Ten years ago, when customers had an issue with a website, they may have had the luxury of utilizing the website’s contact form. Perhaps they utilized some live chat service. In most cases, they may have emailed the all-accessible webmaster or picked up the phone.
But over the last few years, the online landscape has become increasingly more social. Email is still a pretty ubiquitous communications medium. And it’s used by those seeking more traditional touchpoints. Live chat has, as a general category, grown by leaps and bounds.
Live chat assumes you’re constantly available, always on, and those electing not to offer phone support usually don’t want live chat either. They want to take a breath between customer issues and customer tickets. Live chat offers no interruptions, no breaks.
Then, the webmaster got busy. He was busy building the website, after all. And he usually got frustrated when he received emails from disgruntled customers about issues he couldn’t solve. A webmaster representing a media site might receive a complaint like, “Why did I get double-charged for my subscription?” or “Why am I getting this offensive ad?”
Neither of those issues could be solved by the webmaster. So over time, his email disappeared from the website.
While phones still play an important role in support scenarios, they can be costly, requiring an investment of time and staff.

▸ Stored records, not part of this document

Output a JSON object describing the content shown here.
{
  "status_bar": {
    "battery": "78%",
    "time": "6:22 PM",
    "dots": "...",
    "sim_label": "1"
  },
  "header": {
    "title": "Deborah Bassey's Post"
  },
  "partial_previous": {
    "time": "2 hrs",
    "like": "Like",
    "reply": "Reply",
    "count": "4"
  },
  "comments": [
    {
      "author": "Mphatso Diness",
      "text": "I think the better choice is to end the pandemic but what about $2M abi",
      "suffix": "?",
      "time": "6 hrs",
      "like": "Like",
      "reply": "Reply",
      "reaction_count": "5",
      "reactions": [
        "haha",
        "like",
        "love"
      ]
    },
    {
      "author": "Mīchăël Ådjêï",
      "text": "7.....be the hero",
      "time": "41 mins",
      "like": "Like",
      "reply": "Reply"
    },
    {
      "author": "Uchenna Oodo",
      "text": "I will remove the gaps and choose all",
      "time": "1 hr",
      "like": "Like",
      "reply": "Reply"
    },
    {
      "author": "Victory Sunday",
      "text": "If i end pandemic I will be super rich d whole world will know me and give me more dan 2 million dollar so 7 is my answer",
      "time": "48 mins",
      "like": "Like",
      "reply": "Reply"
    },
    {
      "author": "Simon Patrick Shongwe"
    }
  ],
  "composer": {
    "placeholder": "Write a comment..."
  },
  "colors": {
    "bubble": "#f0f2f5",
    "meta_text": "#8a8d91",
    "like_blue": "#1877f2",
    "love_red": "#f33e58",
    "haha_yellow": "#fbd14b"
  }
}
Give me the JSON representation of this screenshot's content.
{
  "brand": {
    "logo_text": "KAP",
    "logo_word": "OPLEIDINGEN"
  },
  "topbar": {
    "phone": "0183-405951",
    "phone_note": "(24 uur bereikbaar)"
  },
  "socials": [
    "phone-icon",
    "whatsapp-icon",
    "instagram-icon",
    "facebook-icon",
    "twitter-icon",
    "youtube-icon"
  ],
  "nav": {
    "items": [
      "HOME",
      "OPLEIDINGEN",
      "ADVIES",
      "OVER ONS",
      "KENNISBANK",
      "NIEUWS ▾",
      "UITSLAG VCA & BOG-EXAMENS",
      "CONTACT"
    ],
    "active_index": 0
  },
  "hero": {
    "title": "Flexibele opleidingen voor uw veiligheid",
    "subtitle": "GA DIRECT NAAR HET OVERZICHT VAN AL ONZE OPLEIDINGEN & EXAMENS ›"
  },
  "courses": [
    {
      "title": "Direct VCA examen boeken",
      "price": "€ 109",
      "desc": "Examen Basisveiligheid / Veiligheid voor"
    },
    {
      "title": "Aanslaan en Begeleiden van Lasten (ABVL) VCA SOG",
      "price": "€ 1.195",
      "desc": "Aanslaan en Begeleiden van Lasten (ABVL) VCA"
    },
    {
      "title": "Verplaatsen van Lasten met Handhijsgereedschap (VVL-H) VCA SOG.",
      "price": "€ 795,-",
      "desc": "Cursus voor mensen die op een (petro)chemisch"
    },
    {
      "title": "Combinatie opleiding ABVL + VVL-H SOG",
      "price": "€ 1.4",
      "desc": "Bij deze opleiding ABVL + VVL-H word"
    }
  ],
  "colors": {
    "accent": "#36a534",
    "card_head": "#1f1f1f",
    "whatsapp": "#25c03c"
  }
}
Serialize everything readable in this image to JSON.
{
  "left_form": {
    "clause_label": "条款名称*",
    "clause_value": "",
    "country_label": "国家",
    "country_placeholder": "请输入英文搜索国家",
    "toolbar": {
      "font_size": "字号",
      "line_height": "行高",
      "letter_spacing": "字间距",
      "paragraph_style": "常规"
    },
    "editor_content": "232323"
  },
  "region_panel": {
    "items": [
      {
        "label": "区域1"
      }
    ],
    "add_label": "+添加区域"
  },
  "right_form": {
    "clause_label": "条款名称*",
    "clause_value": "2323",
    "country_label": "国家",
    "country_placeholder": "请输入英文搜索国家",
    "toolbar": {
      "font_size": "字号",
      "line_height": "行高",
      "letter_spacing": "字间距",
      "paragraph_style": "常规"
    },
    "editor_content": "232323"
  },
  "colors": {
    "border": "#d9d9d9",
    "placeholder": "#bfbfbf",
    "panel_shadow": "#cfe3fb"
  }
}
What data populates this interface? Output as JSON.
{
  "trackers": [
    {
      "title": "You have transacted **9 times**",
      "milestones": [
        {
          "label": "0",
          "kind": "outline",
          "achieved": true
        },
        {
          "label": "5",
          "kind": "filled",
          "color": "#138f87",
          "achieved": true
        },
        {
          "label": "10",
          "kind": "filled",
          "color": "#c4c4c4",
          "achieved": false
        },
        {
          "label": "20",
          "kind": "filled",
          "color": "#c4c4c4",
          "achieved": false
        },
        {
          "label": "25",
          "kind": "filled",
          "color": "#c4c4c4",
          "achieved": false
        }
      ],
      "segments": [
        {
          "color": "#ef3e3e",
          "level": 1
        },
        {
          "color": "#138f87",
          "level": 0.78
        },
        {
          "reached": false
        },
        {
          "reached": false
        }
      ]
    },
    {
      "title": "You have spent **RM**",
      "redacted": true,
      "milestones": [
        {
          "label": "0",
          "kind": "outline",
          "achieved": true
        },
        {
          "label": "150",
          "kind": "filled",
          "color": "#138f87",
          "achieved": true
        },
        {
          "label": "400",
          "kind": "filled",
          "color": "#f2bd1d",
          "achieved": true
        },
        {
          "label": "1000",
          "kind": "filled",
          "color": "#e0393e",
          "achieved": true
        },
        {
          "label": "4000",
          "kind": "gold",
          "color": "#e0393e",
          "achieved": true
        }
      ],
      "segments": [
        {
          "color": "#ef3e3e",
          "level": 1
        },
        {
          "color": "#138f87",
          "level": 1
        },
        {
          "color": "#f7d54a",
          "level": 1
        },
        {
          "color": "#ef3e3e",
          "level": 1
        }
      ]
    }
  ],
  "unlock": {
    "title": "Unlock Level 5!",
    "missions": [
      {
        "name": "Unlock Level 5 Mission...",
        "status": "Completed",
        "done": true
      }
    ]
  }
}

Tools that supplement this have made for a decrease in financial investments.
In 2011, in-app customer experiences started replacing the old tried and true ways of communicating about a product or service. Spearheaded by venture-backed Intercom, a little chat bubble would show up on the bottom of a website, and one would click to receive in-app messaging about the product or service. This way, businesses could easily communicate with their customers within the app and via email if desired.
Nudgespot is an in-app messaging platform, letting you map conversation history, talk to visitors, and build relationships without the overhead. At the present time the app is free for an unlimited number of users and customers, but has two monthly plans at $49 and $199 per month based on additional features and functionality.
Nudgespot takes in-app messaging to the next level, letting website owners take control of widgets that are customized to fit within the website’s design and functionality without being intrusive and while being mobile-friendly. Further, it sees what actions were performed by specific users, so you can make educated assumptions about the person you’re speaking with, by determining what steps they’ve taken on the site to date. This also extends to intelligent conversation. Conversations can be triggered based on what actions have been performed (or not) on the site, such as visiting the site three times in the last three days, or not logging in to the site in over a month.
One of the cooler things that in-app messaging offers is the ability to run concurrent sessions, so that you can have real time conversations with multiple people at the same time. There’s no expectation of real time response not in the way live chat has conventionally delivered the service. So the load is not too heavy on any customer service person at any given time. Another neat feature of in-app messaging is the ability to assign a conversation to another team member easily and to offer internal notes that only the business side can see. All of the public conversations on a user’s account, however, are visible to both the customer and the business representative. So any new person jumping in on a conversation can see what’s been discussed.
In-app messaging like Nudgespot takes advantage of giving customers the ability to have conversations with businesses at a low cost and with a great user experience. It’s one solution for customer onboarding, engagement and support.
Nudgespot says “there is no reason why businesses should be restricted from having a conversation with their customers and visitors.” They say that is why they offer no or low cost solutions because high costs are demotivating for businesses with smaller budgets. They discourage them from joining the in-app messaging game.